Medical advances such as therapeutic hypothermia are helping critically ill patients
Peter Marshall, MD
When it was time to select a specialty in medical school, Peter Marshall, MD, MPH, had little doubt. A significant family history of asthma steered him toward pulmonary medicine. During his residency, caring for patients with respiratory failure sparked his interest in critical care medicine.
Today, he finds that caring for critically ill patients can be a balancing act in which the outcome isn’t always optimal—but there are advances in medicine can often make a difference. In the case of a 16-year-old boy brought to Yale-New Haven Hospital in cardiac arrest, Dr. Marshall and his colleagues used therapeutic hypothermia to cool the boy, even though the technique isn’t usually used in pediatric patients. The therapy worked and the patient was able to return to school within a few weeks. “It’s a very powerful and lifesaving intervention in post-cardiac arrest care,” Dr. Marshall said.
The technique involves putting gel pads on the patient’s body to maintain a core temperature between 32 and 34 degrees Celsius. The patient is kept at a stable temperature for 24 hours, then slowly warmed up over the next 24 hours. According to Dr. Marshall, therapeutic hypothermia is recommended by the American Heart Association for cooling cardiac arrest patients, but only about 10 percent of hospitals offer it, even though it cuts the death rate of those who have an out-of-hospital cardiac arrest by a third. Dr. Marshall and his colleagues are also using it to treat patients with liver failure prior to transplant, as well as stroke patients.
In addition to therapeutic hypothermia, Dr. Marshall has developed expertise in treating pulmonary embolism. Standard treatment involves anticoagulants to prevent blood clots or thrombolytics to dissolve them, but sometimes surgery is necessary. Dr. Marshall and his colleagues are hoping to have Yale-New Haven Hospital and Yale School of Medicine participate in several clinical trials involving thromboembolic disease.

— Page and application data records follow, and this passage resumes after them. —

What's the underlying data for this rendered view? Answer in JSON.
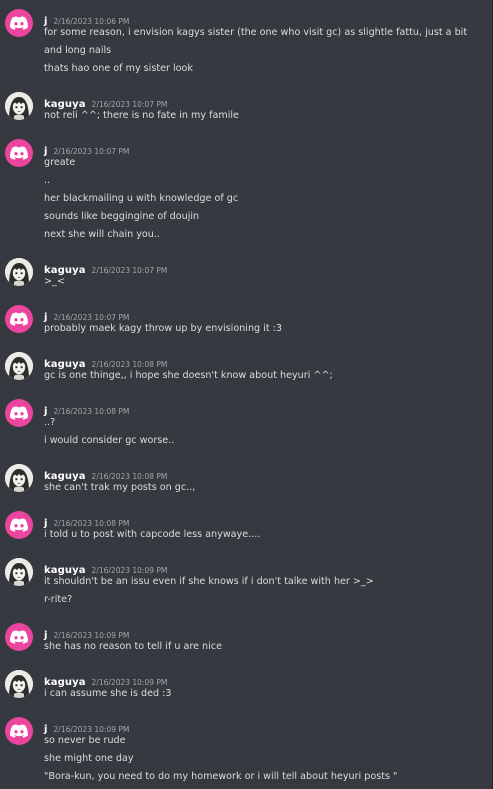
{
  "colors": {
    "background": "#36393f",
    "discord_avatar": "#eb459e",
    "author": "#ffffff",
    "text": "#dcddde",
    "timestamp": "#a3a6aa"
  },
  "messages": [
    {
      "author": "j",
      "avatar": "discord-logo-icon",
      "timestamp": "2/16/2023 10:06 PM",
      "lines": [
        "for some reason, i envision kagys sister (the one who visit gc) as slightle fattu, just a bit",
        "and long nails",
        "thats hao one of my sister look"
      ]
    },
    {
      "author": "kaguya",
      "avatar": "kaguya-avatar-icon",
      "timestamp": "2/16/2023 10:07 PM",
      "lines": [
        "not reli ^^; there is no fate in my famile"
      ]
    },
    {
      "author": "j",
      "avatar": "discord-logo-icon",
      "timestamp": "2/16/2023 10:07 PM",
      "lines": [
        "greate",
        "..",
        "her blackmailing u with knowledge of gc",
        "sounds like beggingine of doujin",
        "next she will chain you.."
      ]
    },
    {
      "author": "kaguya",
      "avatar": "kaguya-avatar-icon",
      "timestamp": "2/16/2023 10:07 PM",
      "lines": [
        ">_<"
      ]
    },
    {
      "author": "j",
      "avatar": "discord-logo-icon",
      "timestamp": "2/16/2023 10:07 PM",
      "lines": [
        "probably maek kagy throw up by envisioning it :3"
      ]
    },
    {
      "author": "kaguya",
      "avatar": "kaguya-avatar-icon",
      "timestamp": "2/16/2023 10:08 PM",
      "lines": [
        "gc is one thinge,, i hope she doesn't know about heyuri ^^;"
      ]
    },
    {
      "author": "j",
      "avatar": "discord-logo-icon",
      "timestamp": "2/16/2023 10:08 PM",
      "lines": [
        "..?",
        "i would consider gc worse.."
      ]
    },
    {
      "author": "kaguya",
      "avatar": "kaguya-avatar-icon",
      "timestamp": "2/16/2023 10:08 PM",
      "lines": [
        "she can't trak my posts on gc..,"
      ]
    },
    {
      "author": "j",
      "avatar": "discord-logo-icon",
      "timestamp": "2/16/2023 10:08 PM",
      "lines": [
        "i told u to post with capcode less anywaye...."
      ]
    },
    {
      "author": "kaguya",
      "avatar": "kaguya-avatar-icon",
      "timestamp": "2/16/2023 10:09 PM",
      "lines": [
        "it shouldn't be an issu even if she knows if i don't talke with her >_>",
        "r-rite?"
      ]
    },
    {
      "author": "j",
      "avatar": "discord-logo-icon",
      "timestamp": "2/16/2023 10:09 PM",
      "lines": [
        "she has no reason to tell if u are nice"
      ]
    },
    {
      "author": "kaguya",
      "avatar": "kaguya-avatar-icon",
      "timestamp": "2/16/2023 10:09 PM",
      "lines": [
        "i can assume she is ded :3"
      ]
    },
    {
      "author": "j",
      "avatar": "discord-logo-icon",
      "timestamp": "2/16/2023 10:09 PM",
      "lines": [
        "so never be rude",
        "she might one day",
        "\"Bora-kun, you need to do my homework or i will tell about heyuri posts \""
      ]
    }
  ]
}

Together with his colleagues, he is in the process of bringing to Yale a novel catheter-based treatment known as EkoSonic Endovascular System© (EKOS). “It’s an option for delivering medication at a lower dose, so there are fewer complications, and yet it allows us to treat patients with submassive pulmonary embolism, that is those patients that are sick but not frankly in shock,” he said.
When treating pulmonary embolism, Dr. Marshall has to gauge what therapy to offer patients. “The potential side effects of thrombolytic therapy are so lethal and deadly that a lot of thought has to go into whether or not we use them,” he said. Sometime he will place a filter in the inferior vena cava—the main vein that carries blood from the legs to the upper body – to prevent clots from traveling to the lungs. But there is controversy surrounding the removal of filters that are no longer indicated.
“Over time the filters can cause complications, such as further clotting, erosion of the vena cava, or chronic low extremity swelling because of the clots they form,” said Dr. Marshall. Timely removal by an interventional radiologist is usually fairly simple. However, filters are often placed and never removed because doctors lose track of them. To help address this issue, Marshall runs a weekly clinic that accepts referrals for patients who have filters. “We need to provide better care for these patients by making sure all of these filters are removed,” he said.
Name: Peter S. Marshall, MD, MPH
Title: Assistant professor of medicine, pulmonary and critical care medicine;
interim medical director of the medical step-down unit and of respiratory therapy, Yale-New Haven Hospital
Area of expertise: Pulmonary and critical care
Place of birth: Montreal, Canada
College: Yale University
Med School: University of Connecticut School of Medicine
Training: Internship and residency in internal medicine, Yale-New Haven Hospital; fellowship in pulmonology and critical care medicine, Yale School of Medicine; master of public health, Yale School of Epidemiology and Public Health
Family: Married to Tomeka Jackson-Marshall; daughter, Makenna, 11; stepdaughters Aliyah Moore, 13; Alyssa Moore, 19
What is most challenging to you in academic medicine? I find managing time between patient care, academic pursuits and family most challenging.
What is most rewarding? The appreciation that is expressed when a patient or family is pleased with the care provided. This is especially the case in critical care, when often families are most appreciative of the care provided when a loved one passes. It is uplifting to receive praise even when the outcome is not the desired one.
What do you like most about your practice? I enjoy the variety in my practice and the opportunity to travel along many clinical avenues.
Personal interests or pastimes? Sports (especially soccer), movies, traveling
Last book read: Soccernomics by Simon Kuper and Stefan Szymanski
What would you do to improve our clinical environment if you had a magic wand? Ensure adequate staffing in all clinical environments, which should reduce provider stress, and improve patient care and patient satisfaction